If you weren’t doing this, what would you be doing?
I would want to solve a compelling problem and I would definitely be starting or building another company. I like the Internet of Things space, I see a lot of potential there.
What do you need these days?
We’re like many startups with all the typical needs—capital, talent and customers. Access to capital is the biggest gap we have in the community. Also, the center of the social media tech world is in the Bay Area. We know that we need to have a presence there to network and interact with investors, customers and technology partners, so anything we can do to build and maintain that presence is pretty important as well.
What’s your vision? Does it go beyond Pushup?
Right now it’s all about Pushup. We’re humanizing brands. Brands are being fragmented by all the social media channels, we want to keep conversation and activity on a brand’s website instead of sending it away to Instagram, Facebook, Twitter, etc.
Who’s another founder that you admire?
Jim McKelvey—I admire his extreme ability to focus, to declutter the path and simplify the goals.
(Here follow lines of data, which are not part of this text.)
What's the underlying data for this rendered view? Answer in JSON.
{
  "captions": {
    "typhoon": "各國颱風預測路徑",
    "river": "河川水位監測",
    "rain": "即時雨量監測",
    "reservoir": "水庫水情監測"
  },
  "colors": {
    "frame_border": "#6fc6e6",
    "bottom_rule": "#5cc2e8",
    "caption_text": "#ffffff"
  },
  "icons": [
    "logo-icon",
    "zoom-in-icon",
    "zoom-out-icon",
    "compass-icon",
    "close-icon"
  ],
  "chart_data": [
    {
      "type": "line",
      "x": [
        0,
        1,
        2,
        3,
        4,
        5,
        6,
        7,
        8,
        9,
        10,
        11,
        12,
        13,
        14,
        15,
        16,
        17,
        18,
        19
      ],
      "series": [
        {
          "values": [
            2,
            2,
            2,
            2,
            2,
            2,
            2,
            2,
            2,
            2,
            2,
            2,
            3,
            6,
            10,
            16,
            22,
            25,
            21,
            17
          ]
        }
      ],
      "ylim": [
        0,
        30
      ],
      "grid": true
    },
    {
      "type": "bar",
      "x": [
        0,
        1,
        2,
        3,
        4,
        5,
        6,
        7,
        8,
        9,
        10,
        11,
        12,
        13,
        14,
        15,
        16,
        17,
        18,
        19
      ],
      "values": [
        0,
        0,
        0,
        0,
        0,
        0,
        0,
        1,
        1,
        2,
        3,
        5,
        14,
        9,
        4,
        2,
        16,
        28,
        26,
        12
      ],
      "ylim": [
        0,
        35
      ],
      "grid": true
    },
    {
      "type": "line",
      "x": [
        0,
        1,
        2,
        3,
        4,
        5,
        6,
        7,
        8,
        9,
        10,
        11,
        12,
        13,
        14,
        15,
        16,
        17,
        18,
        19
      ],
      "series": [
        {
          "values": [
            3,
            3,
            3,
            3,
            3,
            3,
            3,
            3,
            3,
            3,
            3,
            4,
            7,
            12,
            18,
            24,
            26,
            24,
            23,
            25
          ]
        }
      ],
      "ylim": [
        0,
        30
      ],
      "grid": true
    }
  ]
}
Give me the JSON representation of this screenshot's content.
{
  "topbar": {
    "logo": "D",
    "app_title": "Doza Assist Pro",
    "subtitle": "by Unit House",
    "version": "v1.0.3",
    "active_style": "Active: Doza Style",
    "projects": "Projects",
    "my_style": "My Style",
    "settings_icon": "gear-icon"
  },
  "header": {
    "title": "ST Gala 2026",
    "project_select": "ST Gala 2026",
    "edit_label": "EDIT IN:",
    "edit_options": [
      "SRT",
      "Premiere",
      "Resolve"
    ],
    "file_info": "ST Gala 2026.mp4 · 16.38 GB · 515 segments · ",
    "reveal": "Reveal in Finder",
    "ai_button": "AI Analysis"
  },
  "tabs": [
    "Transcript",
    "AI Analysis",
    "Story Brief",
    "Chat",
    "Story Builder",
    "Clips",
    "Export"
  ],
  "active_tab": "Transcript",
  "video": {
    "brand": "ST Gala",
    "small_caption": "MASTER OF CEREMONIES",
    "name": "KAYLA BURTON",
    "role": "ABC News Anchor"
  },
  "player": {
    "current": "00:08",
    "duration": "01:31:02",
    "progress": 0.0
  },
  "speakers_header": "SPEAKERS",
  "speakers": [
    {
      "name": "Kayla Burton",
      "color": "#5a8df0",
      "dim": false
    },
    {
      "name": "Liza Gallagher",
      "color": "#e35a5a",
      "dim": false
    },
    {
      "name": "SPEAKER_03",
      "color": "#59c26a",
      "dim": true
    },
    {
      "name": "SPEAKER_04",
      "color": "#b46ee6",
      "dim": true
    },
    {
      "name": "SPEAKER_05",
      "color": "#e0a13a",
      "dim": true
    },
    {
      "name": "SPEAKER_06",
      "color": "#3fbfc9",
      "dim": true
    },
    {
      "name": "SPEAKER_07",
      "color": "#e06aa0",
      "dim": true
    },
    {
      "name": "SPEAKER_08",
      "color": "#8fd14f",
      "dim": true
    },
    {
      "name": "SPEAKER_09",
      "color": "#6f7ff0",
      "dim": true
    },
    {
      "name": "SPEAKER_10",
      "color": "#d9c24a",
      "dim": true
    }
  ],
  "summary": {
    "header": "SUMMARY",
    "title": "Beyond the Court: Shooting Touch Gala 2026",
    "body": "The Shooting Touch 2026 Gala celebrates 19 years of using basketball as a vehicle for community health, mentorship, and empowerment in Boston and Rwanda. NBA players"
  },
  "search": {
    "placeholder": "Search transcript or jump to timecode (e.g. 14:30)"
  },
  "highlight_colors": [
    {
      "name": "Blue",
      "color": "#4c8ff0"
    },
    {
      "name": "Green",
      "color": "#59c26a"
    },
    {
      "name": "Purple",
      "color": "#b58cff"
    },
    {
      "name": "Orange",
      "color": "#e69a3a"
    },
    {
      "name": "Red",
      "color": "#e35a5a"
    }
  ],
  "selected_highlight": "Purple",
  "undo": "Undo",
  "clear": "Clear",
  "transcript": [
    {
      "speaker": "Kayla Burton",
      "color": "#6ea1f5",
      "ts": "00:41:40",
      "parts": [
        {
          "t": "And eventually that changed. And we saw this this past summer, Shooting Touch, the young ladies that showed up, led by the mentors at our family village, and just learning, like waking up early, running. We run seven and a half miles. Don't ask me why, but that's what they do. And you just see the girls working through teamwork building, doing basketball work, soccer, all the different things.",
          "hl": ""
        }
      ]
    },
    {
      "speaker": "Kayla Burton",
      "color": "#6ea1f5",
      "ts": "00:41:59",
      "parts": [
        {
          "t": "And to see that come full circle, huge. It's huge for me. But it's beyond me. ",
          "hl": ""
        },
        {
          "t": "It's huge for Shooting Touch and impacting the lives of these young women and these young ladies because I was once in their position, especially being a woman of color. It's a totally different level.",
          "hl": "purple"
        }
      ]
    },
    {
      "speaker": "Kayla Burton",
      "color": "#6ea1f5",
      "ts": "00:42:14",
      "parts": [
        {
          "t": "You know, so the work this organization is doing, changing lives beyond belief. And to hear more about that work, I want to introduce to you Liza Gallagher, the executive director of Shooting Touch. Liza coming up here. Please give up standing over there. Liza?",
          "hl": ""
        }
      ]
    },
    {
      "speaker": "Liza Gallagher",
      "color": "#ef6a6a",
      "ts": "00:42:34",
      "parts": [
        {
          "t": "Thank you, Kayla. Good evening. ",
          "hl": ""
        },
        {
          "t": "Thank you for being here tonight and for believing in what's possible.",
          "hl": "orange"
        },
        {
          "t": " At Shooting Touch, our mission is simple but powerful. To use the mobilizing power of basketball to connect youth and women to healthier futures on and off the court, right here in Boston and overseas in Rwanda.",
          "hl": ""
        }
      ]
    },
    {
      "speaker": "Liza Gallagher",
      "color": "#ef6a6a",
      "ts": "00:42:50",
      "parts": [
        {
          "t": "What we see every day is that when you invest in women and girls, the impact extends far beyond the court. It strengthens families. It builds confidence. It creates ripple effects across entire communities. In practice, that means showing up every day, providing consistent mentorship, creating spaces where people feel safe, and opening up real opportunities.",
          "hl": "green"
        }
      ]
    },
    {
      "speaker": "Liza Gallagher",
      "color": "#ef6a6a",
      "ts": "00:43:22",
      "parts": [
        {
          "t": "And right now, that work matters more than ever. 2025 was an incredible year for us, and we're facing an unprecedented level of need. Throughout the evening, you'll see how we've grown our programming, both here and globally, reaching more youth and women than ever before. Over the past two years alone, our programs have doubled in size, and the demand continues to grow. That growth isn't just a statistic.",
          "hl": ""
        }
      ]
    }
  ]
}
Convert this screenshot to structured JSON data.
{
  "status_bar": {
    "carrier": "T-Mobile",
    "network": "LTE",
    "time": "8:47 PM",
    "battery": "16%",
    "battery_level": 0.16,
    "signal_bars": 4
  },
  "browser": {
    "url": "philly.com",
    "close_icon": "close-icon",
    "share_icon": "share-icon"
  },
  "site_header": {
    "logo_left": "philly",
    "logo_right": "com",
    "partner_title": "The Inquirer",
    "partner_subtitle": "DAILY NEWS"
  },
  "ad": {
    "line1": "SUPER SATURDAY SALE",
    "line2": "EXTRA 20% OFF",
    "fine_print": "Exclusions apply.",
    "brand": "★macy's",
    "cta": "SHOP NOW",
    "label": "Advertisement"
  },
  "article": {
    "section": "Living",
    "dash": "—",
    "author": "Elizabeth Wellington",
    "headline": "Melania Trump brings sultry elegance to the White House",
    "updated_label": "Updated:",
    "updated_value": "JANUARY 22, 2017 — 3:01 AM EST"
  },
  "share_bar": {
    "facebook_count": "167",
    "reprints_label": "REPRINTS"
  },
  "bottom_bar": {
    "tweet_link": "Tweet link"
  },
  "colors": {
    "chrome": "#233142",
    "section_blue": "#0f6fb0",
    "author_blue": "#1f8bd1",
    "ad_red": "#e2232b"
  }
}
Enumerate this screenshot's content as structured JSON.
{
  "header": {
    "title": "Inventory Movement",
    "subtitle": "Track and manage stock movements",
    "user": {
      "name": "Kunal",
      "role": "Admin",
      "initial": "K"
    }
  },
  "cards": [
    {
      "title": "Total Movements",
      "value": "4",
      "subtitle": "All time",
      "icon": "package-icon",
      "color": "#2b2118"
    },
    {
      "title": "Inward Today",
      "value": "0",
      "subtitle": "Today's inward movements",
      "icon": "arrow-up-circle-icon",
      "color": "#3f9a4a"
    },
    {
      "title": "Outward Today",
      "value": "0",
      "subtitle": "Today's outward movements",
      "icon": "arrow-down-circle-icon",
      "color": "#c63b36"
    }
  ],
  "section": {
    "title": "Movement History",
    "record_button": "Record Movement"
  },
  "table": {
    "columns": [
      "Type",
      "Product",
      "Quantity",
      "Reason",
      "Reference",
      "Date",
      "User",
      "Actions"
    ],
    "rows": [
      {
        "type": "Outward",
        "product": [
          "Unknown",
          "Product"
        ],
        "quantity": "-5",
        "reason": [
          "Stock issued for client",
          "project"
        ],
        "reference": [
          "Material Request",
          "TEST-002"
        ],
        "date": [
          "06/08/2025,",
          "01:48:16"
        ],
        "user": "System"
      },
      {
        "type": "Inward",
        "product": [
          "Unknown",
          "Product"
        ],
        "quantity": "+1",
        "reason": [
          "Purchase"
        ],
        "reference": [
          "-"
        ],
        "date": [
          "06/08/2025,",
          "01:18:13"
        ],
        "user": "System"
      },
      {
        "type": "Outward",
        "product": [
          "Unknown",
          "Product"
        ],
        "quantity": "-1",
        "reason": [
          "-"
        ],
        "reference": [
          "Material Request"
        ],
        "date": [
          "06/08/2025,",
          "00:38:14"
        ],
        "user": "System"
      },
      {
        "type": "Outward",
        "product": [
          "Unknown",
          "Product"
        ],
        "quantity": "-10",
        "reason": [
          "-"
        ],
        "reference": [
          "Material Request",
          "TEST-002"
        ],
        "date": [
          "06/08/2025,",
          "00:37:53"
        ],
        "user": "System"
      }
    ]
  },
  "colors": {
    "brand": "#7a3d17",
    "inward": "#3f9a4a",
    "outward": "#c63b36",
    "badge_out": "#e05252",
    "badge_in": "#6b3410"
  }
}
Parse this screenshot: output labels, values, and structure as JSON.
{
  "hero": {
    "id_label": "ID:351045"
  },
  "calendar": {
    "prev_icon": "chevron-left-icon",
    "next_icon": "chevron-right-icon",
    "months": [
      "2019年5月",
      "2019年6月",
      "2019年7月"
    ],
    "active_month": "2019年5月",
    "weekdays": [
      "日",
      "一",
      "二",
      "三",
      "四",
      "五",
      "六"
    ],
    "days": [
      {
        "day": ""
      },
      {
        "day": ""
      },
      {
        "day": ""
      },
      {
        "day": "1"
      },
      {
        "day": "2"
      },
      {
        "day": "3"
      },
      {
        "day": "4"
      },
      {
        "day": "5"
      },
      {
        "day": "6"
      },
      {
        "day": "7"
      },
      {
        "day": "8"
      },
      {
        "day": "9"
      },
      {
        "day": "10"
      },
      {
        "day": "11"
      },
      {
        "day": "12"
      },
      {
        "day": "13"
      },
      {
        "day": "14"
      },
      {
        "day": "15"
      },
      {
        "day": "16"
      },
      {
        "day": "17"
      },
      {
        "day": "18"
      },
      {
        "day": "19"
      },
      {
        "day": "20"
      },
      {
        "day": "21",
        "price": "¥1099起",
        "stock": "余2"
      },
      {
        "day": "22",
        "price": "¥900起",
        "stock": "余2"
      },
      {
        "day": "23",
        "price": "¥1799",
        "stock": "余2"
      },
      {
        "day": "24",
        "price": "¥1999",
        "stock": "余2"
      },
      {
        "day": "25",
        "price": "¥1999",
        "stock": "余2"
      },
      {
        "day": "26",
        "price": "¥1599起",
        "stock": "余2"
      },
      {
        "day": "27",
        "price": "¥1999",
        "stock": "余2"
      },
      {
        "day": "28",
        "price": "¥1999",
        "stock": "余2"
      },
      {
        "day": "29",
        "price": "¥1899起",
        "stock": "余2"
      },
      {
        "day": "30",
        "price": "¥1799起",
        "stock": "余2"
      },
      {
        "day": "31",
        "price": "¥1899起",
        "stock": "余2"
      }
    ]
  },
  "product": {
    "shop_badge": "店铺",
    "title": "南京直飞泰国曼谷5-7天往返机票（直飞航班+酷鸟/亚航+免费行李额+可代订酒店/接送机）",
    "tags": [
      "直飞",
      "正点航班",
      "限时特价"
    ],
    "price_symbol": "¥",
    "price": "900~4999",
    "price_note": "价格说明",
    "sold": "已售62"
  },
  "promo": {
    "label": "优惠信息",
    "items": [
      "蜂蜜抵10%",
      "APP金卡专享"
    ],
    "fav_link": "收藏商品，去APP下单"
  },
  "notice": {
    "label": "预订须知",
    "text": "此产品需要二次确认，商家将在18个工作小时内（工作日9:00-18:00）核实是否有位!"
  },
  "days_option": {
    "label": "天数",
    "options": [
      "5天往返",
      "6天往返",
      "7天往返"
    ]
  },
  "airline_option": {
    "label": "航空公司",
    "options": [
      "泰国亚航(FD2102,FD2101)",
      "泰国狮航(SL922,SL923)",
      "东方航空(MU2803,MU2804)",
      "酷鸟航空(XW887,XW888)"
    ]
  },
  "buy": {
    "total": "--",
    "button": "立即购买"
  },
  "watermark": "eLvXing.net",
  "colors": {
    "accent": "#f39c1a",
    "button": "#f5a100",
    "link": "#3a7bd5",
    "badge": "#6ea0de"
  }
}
When we were building LaunchCode early on, he made it so the whole team could rally around the same singular focus. That and his ability to really inspire the best people around and keep them engaged.
Where do you office and why?
We’re at CIC@4240. Density for a startup is important—being around other people and companies that have done it. It’s essential. With the sheer volume and diversity of people we see here—people, corporations, startups—it makes connection part of daily life. We keep that energy and serendipity here.